The story goes like so: Hepburn’s estranged husband is mysteriously killed, and the people suspected of killing him are soon hounding her to get what they didn’t get from her hubby – a whole lot of stolen money. There’s also a treasury agent leaning on her to find the money and a detective trying to catch the killer. Grant plays a fellow traveler Hepburn considers dating until she realizes she is in danger. Then she begins to rely on him as a protector while continuing to size him up as marriage material. But is he really who he says he is? Who can she trust – especially since she apparently didn’t know her late husband very well at all?

The movie is a lot of fun, but as crime capers go, it’s a lot of fluff as well. The romance between Grant and Hepburn is charming (“When you come on, you really come on.”). But it doesn’t have quite the same sparkle as some of Grant's other late career on-screen affairs like with Grace Kelly in “To Catch A Thief” (another light crime caper) and Eva Marie Saint in “North by Northwest,” both directed by Alfred Hitchcock. “Charade” doesn’t top any lists for me, but I still consider it a classic, and I often watch it when it plays on TCM or some other movie channel.

Cary Grant and Audrey Hepburn in "Charade" publicity shot

Cary Grant and Audrey Hepburn in "Charade" publicity shot

So in 2002, when I discovered that one of my favorite directors, Jonathan Demme, was filming a remake of “Charade” called “The Truth about Charlie,” I was thrilled. Surely he could take it to that higher level I thought the original film came just short of - a darker, more dangerous level injected with a bit more realism. Then I heard he was going to cast a black actress – the lovely Thandie Newton – in the lead. Points for going against the grain! But she wasn’t a big star, and I knew there had to be a big name attached. Well the big name ended up being Mark Wahlberg, and I became concerned right away.

I’ve been a Wahlberg fan since “Boogie Nights,” and honestly, I didn’t mind his Calvin Klein ads one bit either. He has proven himself a solid actor – a two-time Oscar nominee excelling at playing either sensitive or tough types in comedies and dramas. He killed it in “The Departed,” and I also loved him in “The Italian Job” (even though he seemed to be playing himself for the most part) and the indie bomb “I Heart Huckabees.” But as talented as he is, worldly sophistication is not Wahlberg’s forte on screen, and that’s what was called for in “The Truth about Charlie.”

In fairness, modern audiences would not have been expecting a Cary Grant type in the role, but they needed more than that ill-suited beret Wahlberg wears throughout the movie to take him seriously. The badly miscast Wahlberg was not the only problem. There are script issues as well because I never feel completely engrossed in the story. There was style but no substance, and sometimes that’s OK if the film makes up for it in some way. “The Truth about Charlie” does not.

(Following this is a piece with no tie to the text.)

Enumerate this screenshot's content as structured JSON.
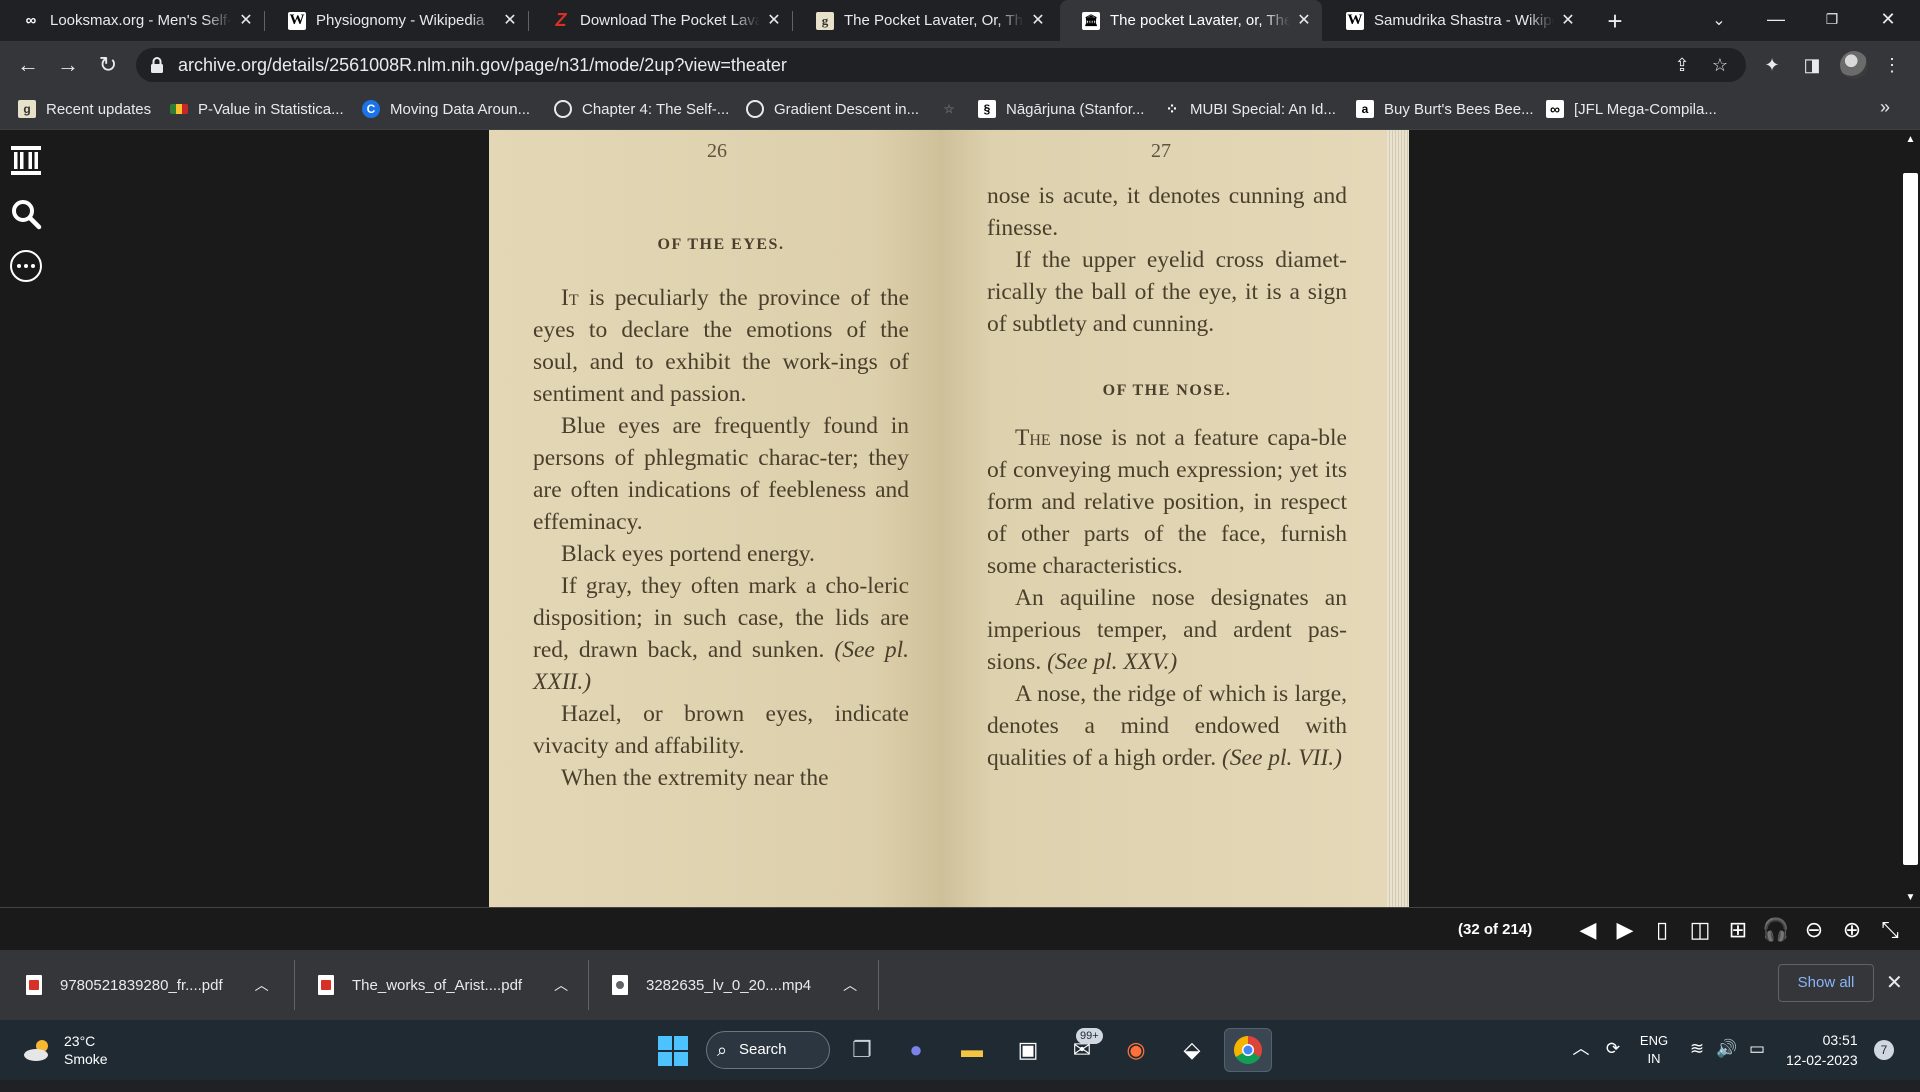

The bottom line is it’s just not very interesting or plausible, and by the end I didn’t care what happened. Thandie Newton is one of the few saving graces. She is believable and magnetic. And Christine Boisson is great as the cop on the case. But Tim Robbins is given little to do except look suspicious as the treasury agent. And the criminal team is a rather bland and predictable bunch, although it was nice to see Lisa Gay Hamilton get some big-budget movie love.

Alas, “The Truth about Charlie” is a far cry from the engaging escapade that is “Charade,” and unfortunately it doesn’t even make the cut as an entertaining thriller without the somewhat unfair comparison to its predecessor. I remain a fan of Demme and the primary actors in the film, but I wish Demme had taken the story and characters in more compelling directions.